This post has been updated to correct the spelling of the second Zumwalt class guided missile destroyer. The correct spelling is Michael Monsoor (DDG-1001).
The first in a class of new guided missile destroyer has left its Maine shipyard to start a three-month journey to its homeport in San Diego, Calif.
Zumwalt (DDG-1000) headed to the Atlantic down the Kennebec River from its berth at the General Dynamics Bath Iron Works shipyard on Wednesday, the Navy announced.
Following the ship’s planned commissioning in Baltimore on Oct. 15, the ship will then transit to California for a post-delivery maintenance availability focused on activating the ship’s combat system. The ship is set to be “integrated into the fleet” by 2018, the service said on Wednesday.
The departure from Bath follows the May delivery of the 16,000-ton destroyer to the service after several months of delay for a testing period to prove out the ship’s first-of integrated propulsion system (IPS).
The IPS is a system in which Zumwalt’s main engines power a complex electrical grid that power massive electrical motors instead of a direct mechanical link to the ship’s propellers.
The ships’ main weapons are twin 155mm BAE Systems Advanced Gun Systems (AGS) designed to fire a specialized rocket assisted guided round to attack land targets – Lockheed Martin’s Long Range Land Attack Projectile (LRLAP).
Zumwalt is the first of three ships in the $22 billion class. Michael Monsoor (DDG-1001) and Lyndon B. Johnson (DDG-1002) are currently under construction at BIW.

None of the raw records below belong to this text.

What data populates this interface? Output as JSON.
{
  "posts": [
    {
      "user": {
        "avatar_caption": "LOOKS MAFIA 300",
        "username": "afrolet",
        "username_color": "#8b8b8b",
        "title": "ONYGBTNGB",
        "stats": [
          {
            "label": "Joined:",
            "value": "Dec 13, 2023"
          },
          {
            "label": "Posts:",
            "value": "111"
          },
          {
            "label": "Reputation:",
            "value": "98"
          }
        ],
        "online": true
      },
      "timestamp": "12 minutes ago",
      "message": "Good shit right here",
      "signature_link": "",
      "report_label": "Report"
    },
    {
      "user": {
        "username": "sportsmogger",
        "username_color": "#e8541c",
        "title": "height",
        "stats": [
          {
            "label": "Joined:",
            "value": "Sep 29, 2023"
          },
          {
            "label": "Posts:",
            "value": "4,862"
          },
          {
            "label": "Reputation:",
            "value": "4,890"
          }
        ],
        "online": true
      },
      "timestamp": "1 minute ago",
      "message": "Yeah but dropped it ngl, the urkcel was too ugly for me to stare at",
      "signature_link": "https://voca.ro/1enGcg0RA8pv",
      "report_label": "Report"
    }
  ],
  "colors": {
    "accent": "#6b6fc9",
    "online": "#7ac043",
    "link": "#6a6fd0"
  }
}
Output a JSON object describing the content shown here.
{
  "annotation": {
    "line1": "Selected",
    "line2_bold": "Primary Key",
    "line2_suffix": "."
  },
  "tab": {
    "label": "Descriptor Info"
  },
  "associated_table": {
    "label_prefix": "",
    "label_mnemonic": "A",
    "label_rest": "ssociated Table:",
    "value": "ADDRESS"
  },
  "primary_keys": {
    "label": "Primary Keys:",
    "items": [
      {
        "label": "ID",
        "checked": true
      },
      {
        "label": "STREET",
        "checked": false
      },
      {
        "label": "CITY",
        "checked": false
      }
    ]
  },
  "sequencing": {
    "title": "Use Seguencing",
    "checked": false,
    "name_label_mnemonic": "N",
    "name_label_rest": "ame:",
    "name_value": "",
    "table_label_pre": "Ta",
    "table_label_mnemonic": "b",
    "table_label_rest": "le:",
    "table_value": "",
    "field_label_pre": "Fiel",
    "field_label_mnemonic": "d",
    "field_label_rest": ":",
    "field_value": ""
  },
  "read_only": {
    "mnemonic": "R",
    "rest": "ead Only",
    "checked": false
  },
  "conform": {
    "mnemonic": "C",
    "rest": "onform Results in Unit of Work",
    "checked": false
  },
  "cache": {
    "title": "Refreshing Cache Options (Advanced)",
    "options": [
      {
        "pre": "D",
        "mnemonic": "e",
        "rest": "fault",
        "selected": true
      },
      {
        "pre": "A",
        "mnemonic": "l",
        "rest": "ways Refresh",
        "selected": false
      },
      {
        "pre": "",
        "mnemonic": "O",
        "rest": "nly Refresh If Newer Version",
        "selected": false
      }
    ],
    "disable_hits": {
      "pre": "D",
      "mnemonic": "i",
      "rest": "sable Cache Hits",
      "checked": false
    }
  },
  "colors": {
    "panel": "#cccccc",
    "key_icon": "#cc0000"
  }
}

The Navy initially sought to purchase more than 30 of the hulls, but at the direction of then-Secretary of Defense Bob Gates trimmed the class to three ships.